  • Conduct a risk assessment to identify slip, trip and fall hazards. This involves evaluating every walking surface in and around your facility to determine hazardous and dangerous conditions. Slips, trips and falls can occur in any area of your facility and can injure any employee

  • Bring a camera to take photographs: Begin in the parking lot, assess entrance doors, mats and floors then inspect every area in and around the facility, corner to corner. Include stairs, elevators, offices, restrooms, break rooms, walking paths, kitchens, production floors, etc.

  • Engage employees: Survey employees from various areas in your assessment process. This will help uncover conditions which may be common, however, may not be apparent or exist on the day or time of the assessment

  • Prioritize findings: A slip, trip and fall audit can produce a lengthy list of findings. As with other risk assessments, it is important to prioritize each finding by the probability and severity of any potential negative outcomes. You must also determine which problems you can eliminate and which you will need to control and manage

  • Communicate: Discuss risk assessment findings with stakeholders or your safety committee and develop an action plan designed to eliminate and/or manage hazardous conditions to help prevent these painful and costly injuries. Set timelines and hold people accountable


What to look for. Slips & Trips can be caused by:


  • Walkway surfaces that are in disrepair

  • Liquids that spill onto a floor

  • Dusts, granules or particles that accumulate on a floor

  • Wearing the wrong type of footwear

  • Improper floor cleaning techniques

  • Weather related conditions, such as rain, snow and ice

  • Transition areas with drastic changes in coefficient of friction

  • Uneven and defective flooring

  • Any area that requires an employee to step or down

  • Ramps and gang planks without skid-resistant surfaces

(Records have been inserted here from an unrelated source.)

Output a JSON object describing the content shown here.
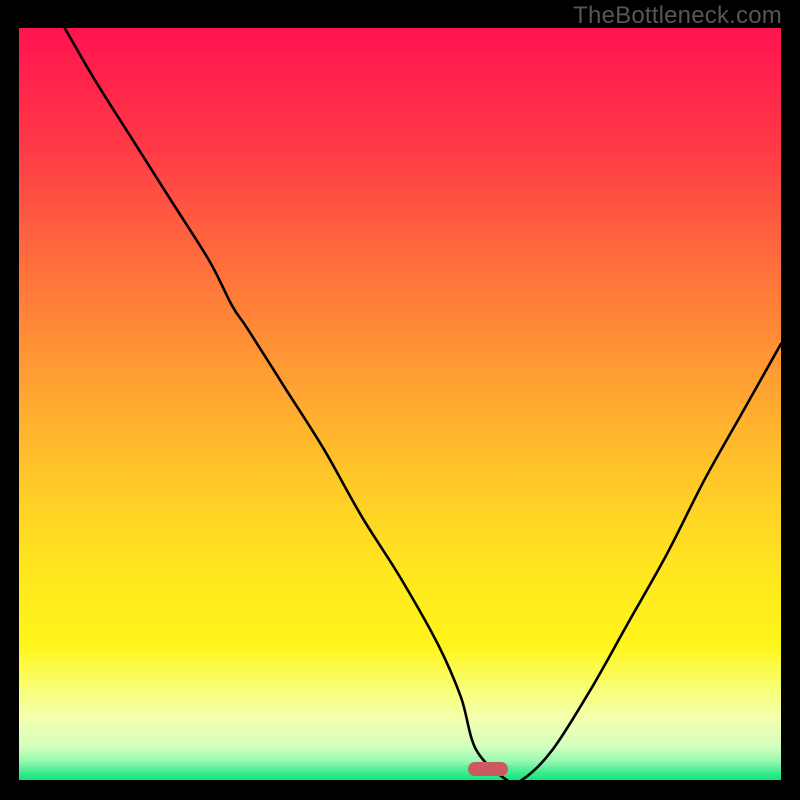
{
  "watermark": "TheBottleneck.com",
  "gradient_stops": [
    {
      "offset": 0.0,
      "color": "#ff1350"
    },
    {
      "offset": 0.15,
      "color": "#ff3747"
    },
    {
      "offset": 0.3,
      "color": "#ff6a3d"
    },
    {
      "offset": 0.45,
      "color": "#ff9a33"
    },
    {
      "offset": 0.6,
      "color": "#ffc829"
    },
    {
      "offset": 0.72,
      "color": "#ffe61f"
    },
    {
      "offset": 0.82,
      "color": "#fff51a"
    },
    {
      "offset": 0.88,
      "color": "#f8ff77"
    },
    {
      "offset": 0.92,
      "color": "#f3ffb1"
    },
    {
      "offset": 0.955,
      "color": "#d4ffbe"
    },
    {
      "offset": 0.975,
      "color": "#96f9b0"
    },
    {
      "offset": 0.99,
      "color": "#3ceb8f"
    },
    {
      "offset": 1.0,
      "color": "#15e57c"
    }
  ],
  "marker": {
    "x_pct": 61.5,
    "y_pct": 98.6,
    "color": "#cb5960"
  },
  "chart_data": {
    "type": "line",
    "title": "",
    "xlabel": "",
    "ylabel": "",
    "xlim": [
      0,
      100
    ],
    "ylim": [
      0,
      100
    ],
    "grid": false,
    "legend": false,
    "series": [
      {
        "name": "curve",
        "color": "#000000",
        "x": [
          6,
          10,
          15,
          20,
          25,
          28,
          30,
          35,
          40,
          45,
          50,
          55,
          58,
          60,
          64,
          66,
          70,
          75,
          80,
          85,
          90,
          95,
          100
        ],
        "y": [
          100,
          93,
          85,
          77,
          69,
          63,
          60,
          52,
          44,
          35,
          27,
          18,
          11,
          4,
          0,
          0,
          4,
          12,
          21,
          30,
          40,
          49,
          58
        ]
      }
    ],
    "annotations": [
      {
        "type": "marker",
        "shape": "pill",
        "x": 61.5,
        "y": 1.4,
        "color": "#cb5960"
      }
    ]
  }
}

  • Polished or freshly waxed floors

  • Loose flooring, carpeting or mats

  • Uneven sidewalks, including curbs

  • A variation of ¼” or more on a walking surface